When you really find flow, that effortless, inspired and focused state where work almost does itself and you merely assist, work is enjoyable, fast and leads to good results.
However, flow can not last forever (and creative work is draining, so you need a break, anyway). With these tips, you get out of flow effortlessly as well and can move on to your next task with inspiration and energy.
- To securely enjoy flow, you’ll need a reminder to get you out of your flow. Use your cell phone, laptop calendar or any other application that won’t tempt you out of the flow during the process.
- Set the timer at least 15-20 minutes before the end of your dedicated working time. Flow can be an intense experience and turning your attention into something new will require some time.
- When your finish timer goes off, start wrapping up. List unfinished tasks and update your notes for the next working session.

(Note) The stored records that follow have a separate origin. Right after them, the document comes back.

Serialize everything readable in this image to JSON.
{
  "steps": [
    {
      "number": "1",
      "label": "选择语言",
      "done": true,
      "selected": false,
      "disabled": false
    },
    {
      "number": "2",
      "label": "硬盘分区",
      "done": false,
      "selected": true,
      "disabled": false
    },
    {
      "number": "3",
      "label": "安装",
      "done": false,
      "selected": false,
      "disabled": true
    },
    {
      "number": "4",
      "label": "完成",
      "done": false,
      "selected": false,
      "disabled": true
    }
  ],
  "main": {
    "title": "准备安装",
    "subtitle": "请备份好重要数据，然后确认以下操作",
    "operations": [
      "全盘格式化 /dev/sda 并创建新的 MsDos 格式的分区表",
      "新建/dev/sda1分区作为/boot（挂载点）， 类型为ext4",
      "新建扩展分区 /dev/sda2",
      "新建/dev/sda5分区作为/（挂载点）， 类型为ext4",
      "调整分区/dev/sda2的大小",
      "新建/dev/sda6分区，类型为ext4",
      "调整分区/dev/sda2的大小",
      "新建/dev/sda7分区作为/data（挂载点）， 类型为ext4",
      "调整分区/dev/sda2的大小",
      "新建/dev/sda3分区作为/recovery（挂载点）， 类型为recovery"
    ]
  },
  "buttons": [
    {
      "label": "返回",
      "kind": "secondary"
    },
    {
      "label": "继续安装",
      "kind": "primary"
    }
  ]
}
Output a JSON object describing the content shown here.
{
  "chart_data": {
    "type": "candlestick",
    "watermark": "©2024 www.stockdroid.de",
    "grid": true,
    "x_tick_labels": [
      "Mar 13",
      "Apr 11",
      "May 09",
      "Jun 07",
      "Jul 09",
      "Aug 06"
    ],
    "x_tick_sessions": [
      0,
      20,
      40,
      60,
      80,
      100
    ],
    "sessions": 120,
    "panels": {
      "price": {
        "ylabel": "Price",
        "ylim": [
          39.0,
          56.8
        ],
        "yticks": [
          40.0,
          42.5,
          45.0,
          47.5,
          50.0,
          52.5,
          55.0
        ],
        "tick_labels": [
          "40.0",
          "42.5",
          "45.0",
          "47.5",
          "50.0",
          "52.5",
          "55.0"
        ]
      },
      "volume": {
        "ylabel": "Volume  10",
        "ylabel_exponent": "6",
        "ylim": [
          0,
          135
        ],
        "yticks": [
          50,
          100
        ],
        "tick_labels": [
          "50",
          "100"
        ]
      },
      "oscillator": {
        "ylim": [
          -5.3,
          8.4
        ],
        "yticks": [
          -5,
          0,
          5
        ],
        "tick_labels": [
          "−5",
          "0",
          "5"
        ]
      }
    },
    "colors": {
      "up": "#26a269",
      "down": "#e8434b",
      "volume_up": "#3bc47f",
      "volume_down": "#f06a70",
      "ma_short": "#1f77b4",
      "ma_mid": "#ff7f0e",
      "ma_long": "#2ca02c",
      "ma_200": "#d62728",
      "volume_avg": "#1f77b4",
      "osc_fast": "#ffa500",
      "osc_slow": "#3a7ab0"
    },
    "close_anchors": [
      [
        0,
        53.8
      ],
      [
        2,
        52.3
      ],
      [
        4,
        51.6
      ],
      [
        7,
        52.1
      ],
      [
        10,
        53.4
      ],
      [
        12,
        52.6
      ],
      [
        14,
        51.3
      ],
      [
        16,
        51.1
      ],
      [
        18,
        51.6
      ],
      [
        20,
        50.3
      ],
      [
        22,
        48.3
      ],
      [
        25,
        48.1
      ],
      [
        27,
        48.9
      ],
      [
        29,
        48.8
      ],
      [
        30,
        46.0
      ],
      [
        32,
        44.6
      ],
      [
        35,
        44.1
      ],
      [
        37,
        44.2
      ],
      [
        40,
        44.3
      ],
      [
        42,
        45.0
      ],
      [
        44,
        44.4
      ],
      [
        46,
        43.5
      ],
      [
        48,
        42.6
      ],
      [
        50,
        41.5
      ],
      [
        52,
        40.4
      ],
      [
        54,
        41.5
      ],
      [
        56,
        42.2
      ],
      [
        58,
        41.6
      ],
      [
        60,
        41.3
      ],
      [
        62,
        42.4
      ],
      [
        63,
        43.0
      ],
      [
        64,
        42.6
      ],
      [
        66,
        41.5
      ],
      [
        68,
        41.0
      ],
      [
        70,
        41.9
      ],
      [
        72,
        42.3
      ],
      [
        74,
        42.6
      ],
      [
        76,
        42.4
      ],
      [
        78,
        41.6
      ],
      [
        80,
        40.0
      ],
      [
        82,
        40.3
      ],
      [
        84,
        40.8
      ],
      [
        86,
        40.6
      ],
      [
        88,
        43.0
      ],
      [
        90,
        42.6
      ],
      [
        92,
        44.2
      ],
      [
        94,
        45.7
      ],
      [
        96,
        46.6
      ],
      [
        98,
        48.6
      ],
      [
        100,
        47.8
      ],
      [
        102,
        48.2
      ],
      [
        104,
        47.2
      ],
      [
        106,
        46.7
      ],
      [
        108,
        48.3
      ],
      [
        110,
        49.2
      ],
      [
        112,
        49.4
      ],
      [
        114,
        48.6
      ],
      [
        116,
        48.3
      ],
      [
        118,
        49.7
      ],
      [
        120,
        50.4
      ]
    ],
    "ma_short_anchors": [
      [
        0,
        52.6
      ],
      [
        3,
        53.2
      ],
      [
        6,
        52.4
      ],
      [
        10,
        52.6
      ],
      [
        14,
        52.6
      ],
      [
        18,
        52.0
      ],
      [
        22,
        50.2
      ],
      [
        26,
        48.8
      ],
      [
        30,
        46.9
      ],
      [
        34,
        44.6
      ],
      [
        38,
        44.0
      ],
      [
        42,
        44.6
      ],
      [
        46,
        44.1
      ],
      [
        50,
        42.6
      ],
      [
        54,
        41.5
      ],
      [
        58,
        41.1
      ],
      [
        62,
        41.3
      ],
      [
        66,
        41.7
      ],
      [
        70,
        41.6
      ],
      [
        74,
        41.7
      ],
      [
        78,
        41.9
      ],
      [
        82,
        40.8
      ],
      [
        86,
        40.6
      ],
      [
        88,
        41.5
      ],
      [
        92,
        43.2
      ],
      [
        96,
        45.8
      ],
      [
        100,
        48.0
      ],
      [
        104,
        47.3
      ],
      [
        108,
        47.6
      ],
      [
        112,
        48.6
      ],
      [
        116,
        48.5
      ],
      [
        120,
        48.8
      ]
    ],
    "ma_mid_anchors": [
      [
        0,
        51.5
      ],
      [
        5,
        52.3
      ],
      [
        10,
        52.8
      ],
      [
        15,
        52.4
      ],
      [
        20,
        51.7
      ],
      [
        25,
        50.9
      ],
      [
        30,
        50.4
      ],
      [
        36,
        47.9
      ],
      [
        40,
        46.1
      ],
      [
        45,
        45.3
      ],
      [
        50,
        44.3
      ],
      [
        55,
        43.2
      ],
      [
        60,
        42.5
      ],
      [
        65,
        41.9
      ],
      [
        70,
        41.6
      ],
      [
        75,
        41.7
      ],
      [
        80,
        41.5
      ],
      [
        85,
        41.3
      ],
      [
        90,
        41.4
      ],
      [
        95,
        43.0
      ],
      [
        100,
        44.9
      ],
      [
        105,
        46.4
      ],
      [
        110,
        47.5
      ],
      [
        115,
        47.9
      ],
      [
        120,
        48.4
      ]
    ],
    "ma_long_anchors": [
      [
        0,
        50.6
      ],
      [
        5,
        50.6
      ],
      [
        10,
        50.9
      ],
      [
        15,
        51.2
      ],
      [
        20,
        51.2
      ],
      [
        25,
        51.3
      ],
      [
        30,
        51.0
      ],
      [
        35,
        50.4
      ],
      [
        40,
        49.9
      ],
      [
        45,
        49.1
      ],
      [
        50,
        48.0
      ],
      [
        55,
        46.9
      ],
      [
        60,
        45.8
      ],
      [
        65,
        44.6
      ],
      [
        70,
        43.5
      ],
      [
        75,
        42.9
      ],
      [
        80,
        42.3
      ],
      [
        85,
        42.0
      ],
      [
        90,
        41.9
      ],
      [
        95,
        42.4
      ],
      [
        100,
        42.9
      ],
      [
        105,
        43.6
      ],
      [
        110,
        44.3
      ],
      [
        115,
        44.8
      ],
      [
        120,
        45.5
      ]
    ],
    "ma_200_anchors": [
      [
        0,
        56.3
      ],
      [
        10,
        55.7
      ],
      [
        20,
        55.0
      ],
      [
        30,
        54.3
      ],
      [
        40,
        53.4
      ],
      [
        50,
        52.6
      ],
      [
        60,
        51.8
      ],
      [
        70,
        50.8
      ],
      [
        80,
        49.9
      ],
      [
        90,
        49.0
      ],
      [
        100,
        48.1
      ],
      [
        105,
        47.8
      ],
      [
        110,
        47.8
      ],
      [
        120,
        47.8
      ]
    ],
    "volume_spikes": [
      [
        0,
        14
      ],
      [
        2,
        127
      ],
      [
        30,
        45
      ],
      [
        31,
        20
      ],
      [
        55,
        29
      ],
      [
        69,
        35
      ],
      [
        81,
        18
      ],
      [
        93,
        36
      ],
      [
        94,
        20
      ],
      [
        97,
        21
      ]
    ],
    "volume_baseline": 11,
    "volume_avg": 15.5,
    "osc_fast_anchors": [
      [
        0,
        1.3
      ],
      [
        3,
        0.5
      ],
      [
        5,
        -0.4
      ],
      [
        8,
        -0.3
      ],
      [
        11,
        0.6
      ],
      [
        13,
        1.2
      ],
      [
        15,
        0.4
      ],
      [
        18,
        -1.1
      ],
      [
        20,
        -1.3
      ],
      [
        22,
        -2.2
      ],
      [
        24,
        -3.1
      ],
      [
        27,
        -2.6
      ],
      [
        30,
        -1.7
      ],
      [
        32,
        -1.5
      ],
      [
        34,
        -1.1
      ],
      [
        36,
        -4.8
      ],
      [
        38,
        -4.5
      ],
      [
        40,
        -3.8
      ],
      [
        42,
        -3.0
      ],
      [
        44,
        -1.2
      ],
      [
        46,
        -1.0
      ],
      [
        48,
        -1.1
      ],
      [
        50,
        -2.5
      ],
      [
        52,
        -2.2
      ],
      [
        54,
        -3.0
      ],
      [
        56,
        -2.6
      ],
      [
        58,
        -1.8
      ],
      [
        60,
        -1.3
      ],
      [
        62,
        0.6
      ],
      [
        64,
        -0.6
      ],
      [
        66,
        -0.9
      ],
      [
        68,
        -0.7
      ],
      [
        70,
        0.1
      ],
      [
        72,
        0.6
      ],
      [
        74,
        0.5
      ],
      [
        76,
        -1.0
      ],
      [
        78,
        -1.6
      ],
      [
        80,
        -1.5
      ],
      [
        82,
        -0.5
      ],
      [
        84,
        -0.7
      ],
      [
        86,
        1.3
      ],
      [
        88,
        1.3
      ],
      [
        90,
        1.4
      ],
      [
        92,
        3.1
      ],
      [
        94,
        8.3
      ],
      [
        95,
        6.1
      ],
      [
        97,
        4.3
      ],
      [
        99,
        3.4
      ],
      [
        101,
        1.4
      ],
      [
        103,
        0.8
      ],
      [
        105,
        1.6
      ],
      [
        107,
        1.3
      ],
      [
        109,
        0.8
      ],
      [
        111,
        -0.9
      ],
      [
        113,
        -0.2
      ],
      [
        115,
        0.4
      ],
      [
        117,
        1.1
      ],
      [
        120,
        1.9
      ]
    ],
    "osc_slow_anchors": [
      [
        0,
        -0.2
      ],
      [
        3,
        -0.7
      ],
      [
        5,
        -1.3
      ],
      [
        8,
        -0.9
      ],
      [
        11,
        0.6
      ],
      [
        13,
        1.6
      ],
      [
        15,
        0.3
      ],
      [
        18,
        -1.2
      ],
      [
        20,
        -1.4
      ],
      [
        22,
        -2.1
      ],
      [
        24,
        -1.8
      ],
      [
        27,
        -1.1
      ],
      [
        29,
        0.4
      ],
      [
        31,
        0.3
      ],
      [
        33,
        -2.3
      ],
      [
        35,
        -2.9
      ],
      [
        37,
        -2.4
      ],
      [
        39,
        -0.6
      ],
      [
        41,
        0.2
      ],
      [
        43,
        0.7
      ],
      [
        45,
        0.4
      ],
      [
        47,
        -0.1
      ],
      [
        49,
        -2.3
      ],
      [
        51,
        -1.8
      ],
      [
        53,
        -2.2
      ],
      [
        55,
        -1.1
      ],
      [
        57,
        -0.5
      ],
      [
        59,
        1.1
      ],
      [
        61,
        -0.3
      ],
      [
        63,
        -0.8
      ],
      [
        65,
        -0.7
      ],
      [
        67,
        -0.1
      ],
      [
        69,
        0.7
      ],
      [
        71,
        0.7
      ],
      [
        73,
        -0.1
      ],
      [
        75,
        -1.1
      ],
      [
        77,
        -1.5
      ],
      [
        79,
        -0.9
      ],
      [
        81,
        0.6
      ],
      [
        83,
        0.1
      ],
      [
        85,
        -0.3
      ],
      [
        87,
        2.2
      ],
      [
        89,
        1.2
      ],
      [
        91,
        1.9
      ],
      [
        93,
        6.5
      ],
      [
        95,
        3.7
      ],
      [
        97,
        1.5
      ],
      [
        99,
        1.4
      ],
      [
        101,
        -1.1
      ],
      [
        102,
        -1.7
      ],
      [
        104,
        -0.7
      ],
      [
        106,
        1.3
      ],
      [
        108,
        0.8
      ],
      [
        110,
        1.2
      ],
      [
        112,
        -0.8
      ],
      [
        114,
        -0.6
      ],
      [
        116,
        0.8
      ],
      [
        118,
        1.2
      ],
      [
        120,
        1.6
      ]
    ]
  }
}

Note also things that worked well: preparations, articles, breaks, and what could be improved for the next time.
Then, the last thing to do: make sure you have your next flow time scheduled in your calendar and enjoy work again!
Summary: Flow Session Timeline
Before a flow working session
- Eliminate distractions
- Ensure you have all the notes and resources you need to complete the task
- Ensure you have a timer, water and snacks and everything else you need
- Turn your phone on a DND mode or leave it outside your working space
15-30 minutes Warm-up
- Read articles, listen to a podcast episode or something else inspiring that’s related to the task at hand
- Review your notes about the task at hand
- Review your work plan
- Set up a timer to alert you when your warm-up period is over
60-90 minutes Flow session
- Dive into the work!
- Use a timer to alert you in 25-40 minutes to take a short break
- During breaks, drink, eat, stretch
- Don’t scroll news sites or social media
- Ensure you have an alert set up to tell you when it’s the time to start wrapping up
- If you don’t find flow, keep calm. You’ll get some decent work done in any case!
10-20 minutes Wrap-up
- Set up an alert to let you know 10-20 minute before your next appointment
- Use the time to wrap up your thoughts and take notes to the next session
- In the first few working sessions, set aside a few minutes to take notes of what worked: what helped you get to the flow state and what hindered you from getting to your goals.
- Enjoy the feeling of spending time in a focused, enjoyable and productive state of flow!
Is flow escaping from you?
If you find it hard to find flow on your own, join me in the monthly Content Circle events for virtual coworking and the Autumn Content Challenge for fresh content tips, strategy update and support from your fellow entrepreneurs!